TASK DIRECTIONS -> Where a line in the records below includes "JSON", pull that line out.

RECORDS ->

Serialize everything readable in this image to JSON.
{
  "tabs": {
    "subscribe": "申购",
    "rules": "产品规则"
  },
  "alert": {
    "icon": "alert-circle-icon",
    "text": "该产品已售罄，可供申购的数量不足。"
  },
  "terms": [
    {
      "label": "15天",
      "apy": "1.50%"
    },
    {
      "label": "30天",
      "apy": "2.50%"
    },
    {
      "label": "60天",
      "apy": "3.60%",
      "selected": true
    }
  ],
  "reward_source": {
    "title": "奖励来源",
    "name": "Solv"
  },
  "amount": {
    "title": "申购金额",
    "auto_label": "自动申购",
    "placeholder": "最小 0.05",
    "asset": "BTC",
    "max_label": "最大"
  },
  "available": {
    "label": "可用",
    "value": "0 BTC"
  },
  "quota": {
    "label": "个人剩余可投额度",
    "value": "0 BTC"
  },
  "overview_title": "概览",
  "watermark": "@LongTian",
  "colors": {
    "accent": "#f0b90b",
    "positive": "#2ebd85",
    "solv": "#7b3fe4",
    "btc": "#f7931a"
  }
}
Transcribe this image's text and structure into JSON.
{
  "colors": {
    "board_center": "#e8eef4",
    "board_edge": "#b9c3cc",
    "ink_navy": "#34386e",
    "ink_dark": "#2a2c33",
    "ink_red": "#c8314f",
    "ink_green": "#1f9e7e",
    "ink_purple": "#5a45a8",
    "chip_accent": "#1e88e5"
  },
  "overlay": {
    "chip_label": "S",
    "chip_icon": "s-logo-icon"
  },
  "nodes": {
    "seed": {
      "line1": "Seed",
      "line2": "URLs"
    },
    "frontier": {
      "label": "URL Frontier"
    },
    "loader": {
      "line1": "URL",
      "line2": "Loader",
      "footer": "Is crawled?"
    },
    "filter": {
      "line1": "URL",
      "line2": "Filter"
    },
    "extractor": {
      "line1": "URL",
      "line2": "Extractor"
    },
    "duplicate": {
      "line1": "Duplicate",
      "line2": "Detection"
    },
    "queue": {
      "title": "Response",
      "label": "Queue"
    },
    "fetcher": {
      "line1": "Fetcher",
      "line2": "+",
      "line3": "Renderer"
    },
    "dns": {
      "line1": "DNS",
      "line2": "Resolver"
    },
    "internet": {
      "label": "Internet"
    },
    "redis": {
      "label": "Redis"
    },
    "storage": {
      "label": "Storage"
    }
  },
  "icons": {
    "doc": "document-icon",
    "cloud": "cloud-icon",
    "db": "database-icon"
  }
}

FINISHED EXERCISE ->
Serialize everything readable in this image to JSON.
Transcribe this image's text and structure into JSON.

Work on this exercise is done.